Reproduce the whole listing, keeping each line as it is.
.....
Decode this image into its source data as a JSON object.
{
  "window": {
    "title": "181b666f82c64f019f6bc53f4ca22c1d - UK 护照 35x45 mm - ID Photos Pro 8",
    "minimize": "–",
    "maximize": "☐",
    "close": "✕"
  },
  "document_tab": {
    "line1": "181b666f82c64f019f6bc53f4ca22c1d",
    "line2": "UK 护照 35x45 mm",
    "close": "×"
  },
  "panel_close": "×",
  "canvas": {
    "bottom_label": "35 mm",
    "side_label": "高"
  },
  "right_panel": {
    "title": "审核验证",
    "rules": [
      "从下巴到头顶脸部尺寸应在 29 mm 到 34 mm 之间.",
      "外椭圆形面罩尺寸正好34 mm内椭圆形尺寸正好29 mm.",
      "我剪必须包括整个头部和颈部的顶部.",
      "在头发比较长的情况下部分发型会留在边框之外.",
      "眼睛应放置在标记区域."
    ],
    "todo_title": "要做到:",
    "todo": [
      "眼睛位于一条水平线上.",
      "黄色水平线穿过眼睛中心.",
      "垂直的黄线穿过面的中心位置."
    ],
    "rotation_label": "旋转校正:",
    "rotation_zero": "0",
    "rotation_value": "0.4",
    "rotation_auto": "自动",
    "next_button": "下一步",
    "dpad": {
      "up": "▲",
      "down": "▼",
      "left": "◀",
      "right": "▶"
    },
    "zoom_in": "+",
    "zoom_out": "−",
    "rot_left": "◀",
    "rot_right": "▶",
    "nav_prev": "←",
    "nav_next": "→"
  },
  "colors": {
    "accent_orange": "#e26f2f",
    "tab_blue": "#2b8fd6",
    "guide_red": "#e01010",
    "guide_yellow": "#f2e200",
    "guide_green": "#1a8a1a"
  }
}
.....
Written response:
Decode this image into its source data as a JSON object.
{
  "window": {
    "title": "181b666f82c64f019f6bc53f4ca22c1d - UK 护照 35x45 mm - ID Photos Pro 8",
    "minimize": "–",
    "maximize": "☐",
    "close": "✕"
  },
  "document_tab": {
    "line1": "181b666f82c64f019f6bc53f4ca22c1d",
    "line2": "UK 护照 35x45 mm",
    "close": "×"
  },
  "panel_close": "×",
  "canvas": {
    "bottom_label": "35 mm",
    "side_label": "高"
  },
  "right_panel": {
    "title": "审核验证",
    "rules": [
      "从下巴到头顶脸部尺寸应在 29 mm 到 34 mm 之间.",
      "外椭圆形面罩尺寸正好34 mm内椭圆形尺寸正好29 mm.",
      "我剪必须包括整个头部和颈部的顶部.",
      "在头发比较长的情况下部分发型会留在边框之外.",
      "眼睛应放置在标记区域."
    ],
    "todo_title": "要做到:",
    "todo": [
      "眼睛位于一条水平线上.",
      "黄色水平线穿过眼睛中心.",
      "垂直的黄线穿过面的中心位置."
    ],
    "rotation_label": "旋转校正:",
    "rotation_zero": "0",
    "rotation_value": "0.4",
    "rotation_auto": "自动",
    "next_button": "下一步",
    "dpad": {
      "up": "▲",
      "down": "▼",
      "left": "◀",
      "right": "▶"
    },
    "zoom_in": "+",
    "zoom_out": "−",
    "rot_left": "◀",
    "rot_right": "▶",
    "nav_prev": "←",
    "nav_next": "→"
  },
  "colors": {
    "accent_orange": "#e26f2f",
    "tab_blue": "#2b8fd6",
    "guide_red": "#e01010",
    "guide_yellow": "#f2e200",
    "guide_green": "#1a8a1a"
  }
}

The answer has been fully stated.